These developers shop around for the cheapest design and engineering firms to do their work. They descope the level of documentation they need for a full resolution of design before work starts onsite. This may meet the code, but much more detail is required.
David Chandler OAM
They contract internally and let their building company sort out the missing details as construction proceeds. There is often no record of the final product. These developers will then pay a two per cent defects levy in NSW, that will then become their get-out-of-jail card if the going gets tough for their project-specific entity or related-party builder, or both.
A fee of two per cent is a minor cost in the development equation. Who will pick up the pieces and pay for the balance? Apartment owners?
How will confidence be built?
The announced reforms don’t go far enough to fix these practices or make these projects safe. When asked to account in a year or so, the Building Commissioner will no doubt shrug and point to the hand dealt. The mandate was to narrow to have an impact.
How will the public be convinced the cards are not still stacked against them? And how will the trail of defective work and the costs of rectification of the past be addressed?
The only viable solution is to require either the developer or the builder to arrange for a 10-year unconditional warranty to cover the key elements of a development as described at the start of this article, and to commence this for all new residential projects from July 2020.
The insurance industry is best placed to sort out their current fragmented offerings. It will price design and construction risk based on qualifications, experience and track record. A higher value will automatically be placed on demonstrable technical know-how and not just the theoretical. And if one of these parties lets the system down, they will pay the price and carry it around on their digital passport. The risk and cost of insurance will come down.
All the Building Commissioner will need to do is set the high bar for registration and hold the records. And then the bureaucrats, politicians and the public will start to feel safe.
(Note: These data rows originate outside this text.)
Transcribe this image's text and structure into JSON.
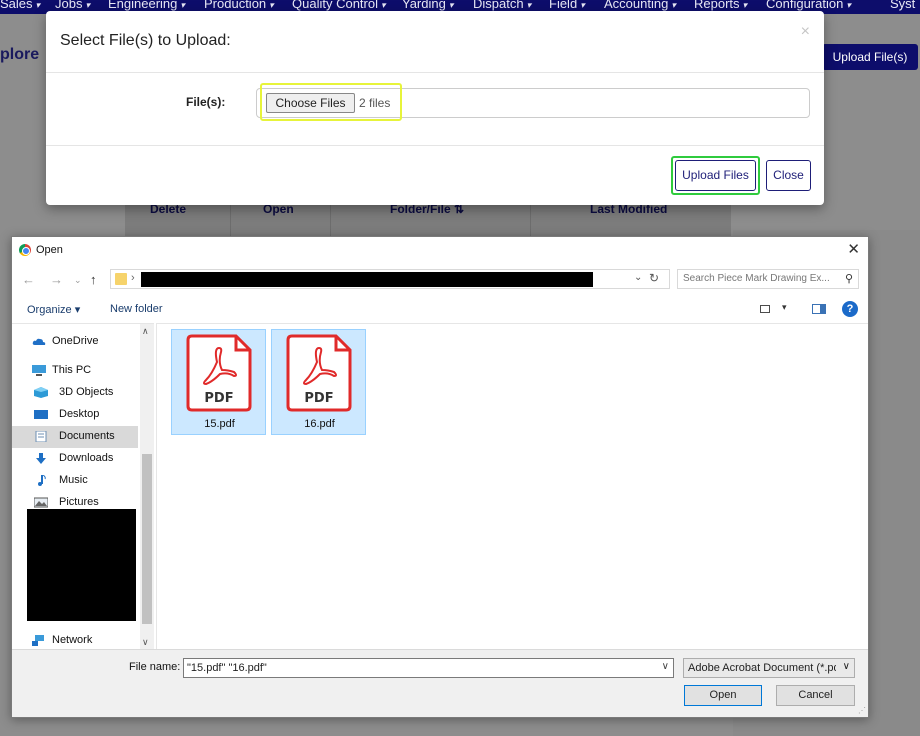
{
  "navbar": {
    "items": [
      "Sales",
      "Jobs",
      "Engineering",
      "Production",
      "Quality Control",
      "Yarding",
      "Dispatch",
      "Field",
      "Accounting",
      "Reports",
      "Configuration",
      "Syst"
    ]
  },
  "background": {
    "page_title": "plore",
    "upload_button": "Upload File(s)",
    "table_headers": [
      "Delete",
      "Open",
      "Folder/File ⇅",
      "Last Modified"
    ]
  },
  "modal": {
    "title": "Select File(s) to Upload:",
    "close_glyph": "×",
    "files_label": "File(s):",
    "choose_button": "Choose Files",
    "file_count": "2 files",
    "upload_button": "Upload Files",
    "close_button": "Close",
    "highlight_colors": {
      "choose": "#e7f43a",
      "upload": "#2fcb3d"
    }
  },
  "dialog": {
    "title": "Open",
    "search_placeholder": "Search Piece Mark Drawing Ex...",
    "toolbar": {
      "organize": "Organize ▾",
      "new_folder": "New folder"
    },
    "sidebar": [
      {
        "label": "OneDrive",
        "icon": "cloud-icon"
      },
      {
        "label": "This PC",
        "icon": "computer-icon"
      },
      {
        "label": "3D Objects",
        "icon": "cube-icon"
      },
      {
        "label": "Desktop",
        "icon": "desktop-icon"
      },
      {
        "label": "Documents",
        "icon": "documents-icon"
      },
      {
        "label": "Downloads",
        "icon": "download-icon"
      },
      {
        "label": "Music",
        "icon": "music-icon"
      },
      {
        "label": "Pictures",
        "icon": "pictures-icon"
      },
      {
        "label": "Network",
        "icon": "network-icon"
      }
    ],
    "files": [
      {
        "name": "15.pdf",
        "badge": "PDF"
      },
      {
        "name": "16.pdf",
        "badge": "PDF"
      }
    ],
    "file_name_label": "File name:",
    "file_name_value": "\"15.pdf\" \"16.pdf\"",
    "file_type": "Adobe Acrobat Document (*.pdf)",
    "open_button": "Open",
    "cancel_button": "Cancel"
  }
}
Minister, that is how the wrong doers will get rubbed out. Your way won’t.
The NSW construction industry still needs a roots and branches enquiry as many more failures will be revealed. The Opal apartments should provide one lens for this to occur and ensure its residents are not forgotten. A study of up to 20 projects should be added to the remit of the enquiry to include differing procurement, scale and location insights in NSW.
"Australia’s construction industry is one of the most important sectors for our society and economy, but it faces many challenges. Our education institutions are struggling to deal with preparing the next generation of construction professionals to be 'future ready'..."
David Chandler OAM
David Chandler OAM has extensive construction industry experience across the Australian and Asia Pacific markets. He has led major construction projects such as Australia’s new Parliament House and was CEO of Fletcher Construction Group’s Australian, New Zealand, Pacific, North American and Asian operations. He has had major roles in project formation and procurement for Health, Education and Defence facilities and in large scale Urban Renewal and Housing developments.
David was awarded and Order of Australia Medal in 1989 for services to the construction industry. He is an and Adjunct Fellow at Western Sydney University in the School of Computing, Engineering and Mathematics, specialising in Regional Modern Construction.
David provides specialist corporate advisory to public and private sector businesses on the future of construction, housing procurement and the implementation of new construction enterprise capability building. He works with industry institutions to help prepare tomorrow’s constructors.